** How to complete this task **
The entries below should be set down again exactly, with every picture left out.

** Data section **
◆ ◆ ◆
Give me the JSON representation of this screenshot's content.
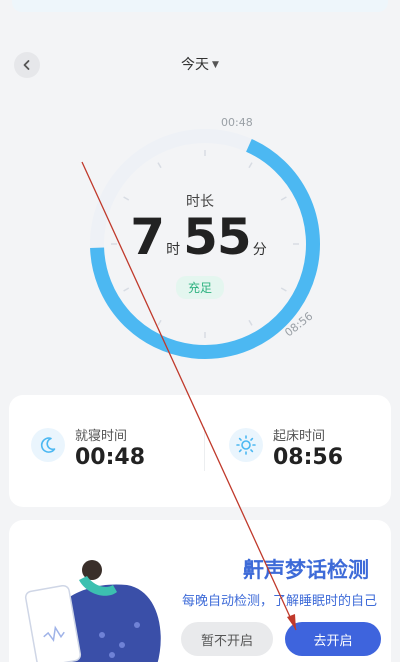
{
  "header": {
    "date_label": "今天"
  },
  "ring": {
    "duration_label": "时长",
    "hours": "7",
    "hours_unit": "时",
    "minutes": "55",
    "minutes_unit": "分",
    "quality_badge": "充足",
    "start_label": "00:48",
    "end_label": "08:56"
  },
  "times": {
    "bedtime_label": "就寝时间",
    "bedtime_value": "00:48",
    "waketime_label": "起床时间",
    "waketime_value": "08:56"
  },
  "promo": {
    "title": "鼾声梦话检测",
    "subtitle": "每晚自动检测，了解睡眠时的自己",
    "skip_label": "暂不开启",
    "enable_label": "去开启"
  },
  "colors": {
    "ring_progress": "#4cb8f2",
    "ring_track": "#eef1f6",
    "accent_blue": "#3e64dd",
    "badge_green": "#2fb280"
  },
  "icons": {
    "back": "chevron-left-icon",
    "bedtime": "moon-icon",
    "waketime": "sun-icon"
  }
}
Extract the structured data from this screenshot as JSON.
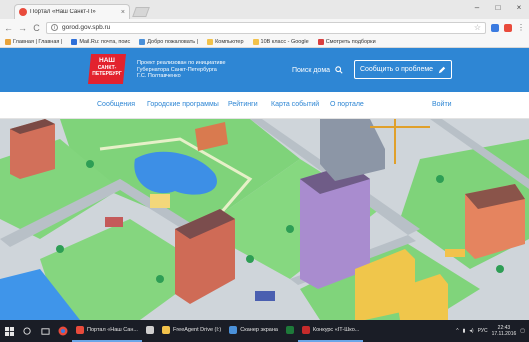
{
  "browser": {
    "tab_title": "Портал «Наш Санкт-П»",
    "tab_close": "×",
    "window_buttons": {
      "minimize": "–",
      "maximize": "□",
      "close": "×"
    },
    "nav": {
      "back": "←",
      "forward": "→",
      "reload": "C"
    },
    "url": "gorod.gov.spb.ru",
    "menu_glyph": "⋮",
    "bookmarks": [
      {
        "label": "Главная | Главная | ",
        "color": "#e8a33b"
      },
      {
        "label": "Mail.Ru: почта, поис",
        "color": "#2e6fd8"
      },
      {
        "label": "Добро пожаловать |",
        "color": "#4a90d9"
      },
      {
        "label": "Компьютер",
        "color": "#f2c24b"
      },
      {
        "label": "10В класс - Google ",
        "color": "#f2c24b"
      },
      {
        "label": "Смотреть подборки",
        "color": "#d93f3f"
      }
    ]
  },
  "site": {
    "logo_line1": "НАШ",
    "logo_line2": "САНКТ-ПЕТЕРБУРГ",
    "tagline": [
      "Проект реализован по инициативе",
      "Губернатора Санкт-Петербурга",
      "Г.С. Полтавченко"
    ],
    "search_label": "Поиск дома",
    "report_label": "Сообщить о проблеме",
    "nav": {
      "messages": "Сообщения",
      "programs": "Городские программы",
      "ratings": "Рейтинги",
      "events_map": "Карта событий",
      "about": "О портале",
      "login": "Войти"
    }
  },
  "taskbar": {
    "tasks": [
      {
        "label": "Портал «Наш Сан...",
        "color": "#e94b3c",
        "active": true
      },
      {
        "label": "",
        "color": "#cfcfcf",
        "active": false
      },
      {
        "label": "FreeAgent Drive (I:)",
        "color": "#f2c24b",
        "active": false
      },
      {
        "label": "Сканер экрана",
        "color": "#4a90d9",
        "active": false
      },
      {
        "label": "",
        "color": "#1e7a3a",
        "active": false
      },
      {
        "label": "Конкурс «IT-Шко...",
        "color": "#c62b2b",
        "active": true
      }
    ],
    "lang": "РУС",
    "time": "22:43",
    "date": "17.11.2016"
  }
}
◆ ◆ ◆
** Exercise solution **
Give me the JSON representation of this screenshot's content.
{
  "header": {
    "date_label": "今天"
  },
  "ring": {
    "duration_label": "时长",
    "hours": "7",
    "hours_unit": "时",
    "minutes": "55",
    "minutes_unit": "分",
    "quality_badge": "充足",
    "start_label": "00:48",
    "end_label": "08:56"
  },
  "times": {
    "bedtime_label": "就寝时间",
    "bedtime_value": "00:48",
    "waketime_label": "起床时间",
    "waketime_value": "08:56"
  },
  "promo": {
    "title": "鼾声梦话检测",
    "subtitle": "每晚自动检测，了解睡眠时的自己",
    "skip_label": "暂不开启",
    "enable_label": "去开启"
  },
  "colors": {
    "ring_progress": "#4cb8f2",
    "ring_track": "#eef1f6",
    "accent_blue": "#3e64dd",
    "badge_green": "#2fb280"
  },
  "icons": {
    "back": "chevron-left-icon",
    "bedtime": "moon-icon",
    "waketime": "sun-icon"
  }
}
Extract the structured data from this screenshot as JSON.
{
  "browser": {
    "tab_title": "Портал «Наш Санкт-П»",
    "tab_close": "×",
    "window_buttons": {
      "minimize": "–",
      "maximize": "□",
      "close": "×"
    },
    "nav": {
      "back": "←",
      "forward": "→",
      "reload": "C"
    },
    "url": "gorod.gov.spb.ru",
    "menu_glyph": "⋮",
    "bookmarks": [
      {
        "label": "Главная | Главная | ",
        "color": "#e8a33b"
      },
      {
        "label": "Mail.Ru: почта, поис",
        "color": "#2e6fd8"
      },
      {
        "label": "Добро пожаловать |",
        "color": "#4a90d9"
      },
      {
        "label": "Компьютер",
        "color": "#f2c24b"
      },
      {
        "label": "10В класс - Google ",
        "color": "#f2c24b"
      },
      {
        "label": "Смотреть подборки",
        "color": "#d93f3f"
      }
    ]
  },
  "site": {
    "logo_line1": "НАШ",
    "logo_line2": "САНКТ-ПЕТЕРБУРГ",
    "tagline": [
      "Проект реализован по инициативе",
      "Губернатора Санкт-Петербурга",
      "Г.С. Полтавченко"
    ],
    "search_label": "Поиск дома",
    "report_label": "Сообщить о проблеме",
    "nav": {
      "messages": "Сообщения",
      "programs": "Городские программы",
      "ratings": "Рейтинги",
      "events_map": "Карта событий",
      "about": "О портале",
      "login": "Войти"
    }
  },
  "taskbar": {
    "tasks": [
      {
        "label": "Портал «Наш Сан...",
        "color": "#e94b3c",
        "active": true
      },
      {
        "label": "",
        "color": "#cfcfcf",
        "active": false
      },
      {
        "label": "FreeAgent Drive (I:)",
        "color": "#f2c24b",
        "active": false
      },
      {
        "label": "Сканер экрана",
        "color": "#4a90d9",
        "active": false
      },
      {
        "label": "",
        "color": "#1e7a3a",
        "active": false
      },
      {
        "label": "Конкурс «IT-Шко...",
        "color": "#c62b2b",
        "active": true
      }
    ],
    "lang": "РУС",
    "time": "22:43",
    "date": "17.11.2016"
  }
}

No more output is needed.